By January the following year, Liam was back at work and then back in the pool three months later. In August, he entered the British Transplant Games in Kent and, after winning four gold medals, went on to represent Great Britain (GB) in the World Transplant Games in Durban, South Africa this summer.

Liam’s gold medals and long course (50m) record times include:

  • 200m freestyle: 2.05.37 (previous world record: 2.27.81)
  • 100m freestyle: 55.62 (previous world record: 60.00)
  • 50m freestyle: 25.50 (previous world record: 26.31)
  • 50m butterfly: 26.96 (previous world record: 30.40)
  • 200m individual medley: 2.19.70 (previous world record: 2.45.39)
  • 4x50m medley relay
  • 4x50m freestyle relay.

In addition, Liam also received the Outstanding Male Athlete award at the closing ceremony.

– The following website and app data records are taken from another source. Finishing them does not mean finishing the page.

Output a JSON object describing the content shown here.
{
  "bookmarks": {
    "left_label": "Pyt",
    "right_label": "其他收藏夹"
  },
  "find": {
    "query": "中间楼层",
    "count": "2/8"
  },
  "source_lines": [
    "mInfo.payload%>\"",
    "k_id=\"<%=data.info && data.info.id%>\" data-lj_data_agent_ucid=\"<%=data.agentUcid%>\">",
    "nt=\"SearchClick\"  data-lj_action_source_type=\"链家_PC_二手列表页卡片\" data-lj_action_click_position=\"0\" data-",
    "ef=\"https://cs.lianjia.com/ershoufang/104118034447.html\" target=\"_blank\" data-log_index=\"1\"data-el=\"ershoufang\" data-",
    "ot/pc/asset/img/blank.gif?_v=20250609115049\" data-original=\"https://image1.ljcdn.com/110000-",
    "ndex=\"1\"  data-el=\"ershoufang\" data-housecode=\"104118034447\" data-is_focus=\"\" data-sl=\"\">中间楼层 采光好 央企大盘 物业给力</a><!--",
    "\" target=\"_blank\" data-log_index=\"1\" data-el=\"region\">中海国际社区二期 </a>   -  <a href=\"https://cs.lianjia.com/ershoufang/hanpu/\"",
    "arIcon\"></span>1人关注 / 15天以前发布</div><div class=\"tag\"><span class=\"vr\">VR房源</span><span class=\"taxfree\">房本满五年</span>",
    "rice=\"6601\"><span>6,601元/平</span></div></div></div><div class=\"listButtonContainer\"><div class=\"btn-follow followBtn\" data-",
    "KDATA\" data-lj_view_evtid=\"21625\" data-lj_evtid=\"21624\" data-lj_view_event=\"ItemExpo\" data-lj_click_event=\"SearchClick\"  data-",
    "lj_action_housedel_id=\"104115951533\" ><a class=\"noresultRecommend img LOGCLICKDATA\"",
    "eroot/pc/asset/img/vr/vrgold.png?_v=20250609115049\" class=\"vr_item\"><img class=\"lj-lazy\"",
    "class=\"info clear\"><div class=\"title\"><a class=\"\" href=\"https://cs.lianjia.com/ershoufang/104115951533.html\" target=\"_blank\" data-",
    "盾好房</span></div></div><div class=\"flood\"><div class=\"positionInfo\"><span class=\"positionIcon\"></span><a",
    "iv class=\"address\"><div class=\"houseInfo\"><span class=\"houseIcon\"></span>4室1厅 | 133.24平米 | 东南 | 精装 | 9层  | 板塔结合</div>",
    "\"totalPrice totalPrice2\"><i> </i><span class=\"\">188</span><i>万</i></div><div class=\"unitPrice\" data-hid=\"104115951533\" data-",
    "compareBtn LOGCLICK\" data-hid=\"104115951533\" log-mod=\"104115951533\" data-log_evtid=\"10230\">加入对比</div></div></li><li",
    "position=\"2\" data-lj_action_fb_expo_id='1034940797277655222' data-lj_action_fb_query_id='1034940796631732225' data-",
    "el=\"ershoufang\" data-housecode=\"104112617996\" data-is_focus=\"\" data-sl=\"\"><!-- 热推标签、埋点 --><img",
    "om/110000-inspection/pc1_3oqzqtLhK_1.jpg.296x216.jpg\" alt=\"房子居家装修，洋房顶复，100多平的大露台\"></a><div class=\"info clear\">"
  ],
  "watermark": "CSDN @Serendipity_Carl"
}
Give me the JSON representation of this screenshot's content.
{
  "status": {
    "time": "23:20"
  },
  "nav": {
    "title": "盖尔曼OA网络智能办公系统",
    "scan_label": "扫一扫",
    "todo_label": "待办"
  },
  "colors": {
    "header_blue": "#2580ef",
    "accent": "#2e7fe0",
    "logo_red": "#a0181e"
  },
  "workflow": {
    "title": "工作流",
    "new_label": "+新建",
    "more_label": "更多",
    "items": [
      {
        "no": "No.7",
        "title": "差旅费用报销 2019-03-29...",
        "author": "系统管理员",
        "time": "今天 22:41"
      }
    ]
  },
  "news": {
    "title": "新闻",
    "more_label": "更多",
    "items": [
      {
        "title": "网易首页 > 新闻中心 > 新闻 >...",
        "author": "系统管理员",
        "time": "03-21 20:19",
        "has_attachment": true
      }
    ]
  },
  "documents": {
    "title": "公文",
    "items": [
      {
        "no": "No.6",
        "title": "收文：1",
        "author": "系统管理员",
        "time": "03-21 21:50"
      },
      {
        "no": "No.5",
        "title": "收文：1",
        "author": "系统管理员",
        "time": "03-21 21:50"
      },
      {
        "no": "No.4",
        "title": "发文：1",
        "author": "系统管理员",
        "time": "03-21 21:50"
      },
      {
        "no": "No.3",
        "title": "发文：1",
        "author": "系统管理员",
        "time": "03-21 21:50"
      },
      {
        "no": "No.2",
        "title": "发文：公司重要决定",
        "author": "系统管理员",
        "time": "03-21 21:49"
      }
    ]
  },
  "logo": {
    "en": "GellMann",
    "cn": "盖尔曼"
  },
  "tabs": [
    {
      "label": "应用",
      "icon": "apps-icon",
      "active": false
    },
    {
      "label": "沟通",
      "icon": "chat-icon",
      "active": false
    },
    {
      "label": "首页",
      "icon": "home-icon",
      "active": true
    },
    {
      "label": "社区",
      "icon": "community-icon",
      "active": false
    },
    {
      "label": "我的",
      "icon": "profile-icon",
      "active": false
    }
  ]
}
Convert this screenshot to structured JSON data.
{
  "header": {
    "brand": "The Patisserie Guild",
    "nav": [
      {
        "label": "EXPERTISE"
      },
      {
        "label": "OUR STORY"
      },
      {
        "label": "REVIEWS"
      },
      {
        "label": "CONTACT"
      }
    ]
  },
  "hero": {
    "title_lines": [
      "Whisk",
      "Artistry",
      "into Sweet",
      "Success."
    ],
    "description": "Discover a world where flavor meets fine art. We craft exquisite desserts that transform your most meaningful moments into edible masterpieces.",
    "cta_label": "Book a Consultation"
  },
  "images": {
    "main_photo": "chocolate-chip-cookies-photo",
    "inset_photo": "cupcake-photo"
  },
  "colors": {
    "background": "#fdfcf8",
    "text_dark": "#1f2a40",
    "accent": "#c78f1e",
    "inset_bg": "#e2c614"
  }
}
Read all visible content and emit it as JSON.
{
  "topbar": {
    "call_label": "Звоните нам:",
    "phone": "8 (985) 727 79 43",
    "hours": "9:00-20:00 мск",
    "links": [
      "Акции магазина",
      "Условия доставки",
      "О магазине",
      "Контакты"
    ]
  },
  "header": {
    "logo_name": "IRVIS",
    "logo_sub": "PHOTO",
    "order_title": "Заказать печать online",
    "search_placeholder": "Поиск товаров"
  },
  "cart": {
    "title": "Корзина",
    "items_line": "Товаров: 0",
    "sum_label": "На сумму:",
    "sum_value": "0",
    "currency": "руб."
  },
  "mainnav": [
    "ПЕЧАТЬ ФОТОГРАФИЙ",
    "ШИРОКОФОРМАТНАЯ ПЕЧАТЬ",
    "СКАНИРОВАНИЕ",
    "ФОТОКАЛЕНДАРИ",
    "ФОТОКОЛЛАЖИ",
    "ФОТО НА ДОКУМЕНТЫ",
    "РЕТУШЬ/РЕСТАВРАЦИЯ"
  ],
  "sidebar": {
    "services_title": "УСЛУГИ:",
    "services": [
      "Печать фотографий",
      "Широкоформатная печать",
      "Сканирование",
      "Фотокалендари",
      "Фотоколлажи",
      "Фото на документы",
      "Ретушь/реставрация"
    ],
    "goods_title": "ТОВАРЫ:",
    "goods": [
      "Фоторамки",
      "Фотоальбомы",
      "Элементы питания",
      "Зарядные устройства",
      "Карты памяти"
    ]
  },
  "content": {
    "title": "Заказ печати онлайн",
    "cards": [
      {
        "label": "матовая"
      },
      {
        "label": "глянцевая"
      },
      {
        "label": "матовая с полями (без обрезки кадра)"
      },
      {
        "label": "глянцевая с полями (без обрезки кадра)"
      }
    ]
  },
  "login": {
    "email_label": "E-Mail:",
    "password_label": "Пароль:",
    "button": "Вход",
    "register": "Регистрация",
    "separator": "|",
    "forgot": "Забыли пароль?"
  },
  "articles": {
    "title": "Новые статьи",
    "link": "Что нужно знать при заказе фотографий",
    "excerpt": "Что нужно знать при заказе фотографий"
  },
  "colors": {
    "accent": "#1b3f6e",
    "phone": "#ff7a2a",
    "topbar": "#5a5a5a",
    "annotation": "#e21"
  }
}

He said: “With transplants, there is every chance that organs can fail at any point, as the body is naturally trying to reject the organ. All I can do is live as well as I can. The World Transplant Games were amazing - I met so many inspiring athletes from across the globe. The Games are really important, as they show what is possible after transplantation and help increase awareness of organ donation.”

“I am so grateful there was a donor to save my life," he adds. "But it is a fact that people are dying while on the transplant waiting list. More people are signing up, but not quick enough.”

Liam is passionate about encouraging people to sign up to the organ donor register and discuss their wishes with their family. To find out more about organ donation and sign up, please visit the NHS Blood and Transplant website.